But it has made the price of goods in Puerto Rico more expensive than those on the U.S. mainland or other Caribbean islands.
Duke characterized the US response in Puerto Rico as a "good news story in terms of our ability to reach people and the limited number of deaths that have taken place after such a devastating hurricane".
Between calls to boycott the National Football League and to support repeal of the Affordable Care Act, Trump's few tweets and retweets about the disaster in Puerto Rico have been vague and largely self-congratulatory.
Mr Trump has been criticised over his seemingly lax response to the disaster in Puerto Rico, compared the federal response to hurricanes in Texas and Florida, with even Barbadian singer Rihanna tweeting the President urging him to not to "let your people die like this". The Jones Act requires ships that deliver goods between American ports to be American-built, which isn't a big deal for most Americans.
The Department of Homeland Security had said as recently as Monday that the law would not be suspended.
Reports of isolated us citizens struggling in the heat without electricity and running low on food and water have now spurred the Pentagon to throw resources into the relief effort even though they haven't been specifically requested by territorial officials.
He says President Donald Trump has waived a matching funds requirement, which means the cash-strapped island won't have to contribute to the initial costs of the federal assistance. Critics have called the act anachronistic and argue that it is stalling recovery efforts in the badly damaged island territory that was hit by two massive storms in quick succession this month.
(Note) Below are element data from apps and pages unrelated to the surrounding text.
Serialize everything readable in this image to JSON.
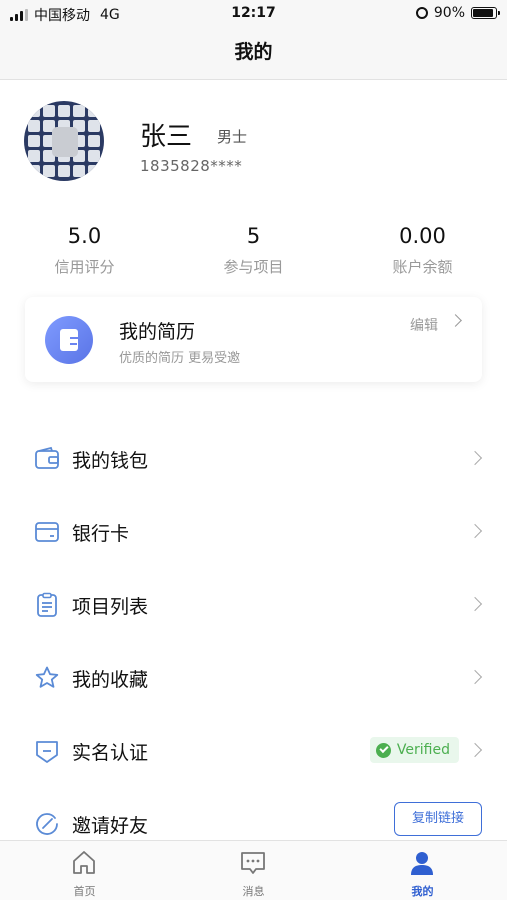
{
  "status_bar": {
    "carrier": "中国移动",
    "network": "4G",
    "time": "12:17",
    "battery": "90%"
  },
  "nav": {
    "title": "我的"
  },
  "profile": {
    "name": "张三",
    "gender": "男士",
    "phone": "1835828****"
  },
  "stats": [
    {
      "value": "5.0",
      "label": "信用评分"
    },
    {
      "value": "5",
      "label": "参与项目"
    },
    {
      "value": "0.00",
      "label": "账户余额"
    }
  ],
  "resume_card": {
    "title": "我的简历",
    "subtitle": "优质的简历 更易受邀",
    "edit_label": "编辑",
    "icon": "document-icon"
  },
  "menu": [
    {
      "label": "我的钱包",
      "icon": "wallet-icon"
    },
    {
      "label": "银行卡",
      "icon": "bank-card-icon"
    },
    {
      "label": "项目列表",
      "icon": "clipboard-icon"
    },
    {
      "label": "我的收藏",
      "icon": "star-icon"
    },
    {
      "label": "实名认证",
      "icon": "shield-icon",
      "badge": "Verified"
    },
    {
      "label": "邀请好友",
      "icon": "invite-icon",
      "button": "复制链接"
    }
  ],
  "tabs": [
    {
      "label": "首页",
      "icon": "home-icon",
      "active": false
    },
    {
      "label": "消息",
      "icon": "message-icon",
      "active": false
    },
    {
      "label": "我的",
      "icon": "user-icon",
      "active": true
    }
  ],
  "colors": {
    "accent": "#2f5fd0",
    "verified_green": "#4caf50",
    "icon_blue": "#5b8bd6"
  }
}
He also said Trump's short-term waiver of the Jones Act was not enough.
The $40 million in "quick release" funds is meant to restore essential traffic on Puerto Rico's roads and limit further damage, in order to facilitate long-term fix work and recovery efforts.
"We want to make sure that we're ready from the day the first person comes just in case that we have a large number or just that one person", Robert Brenker, director of personnel for education in Waterbury, said.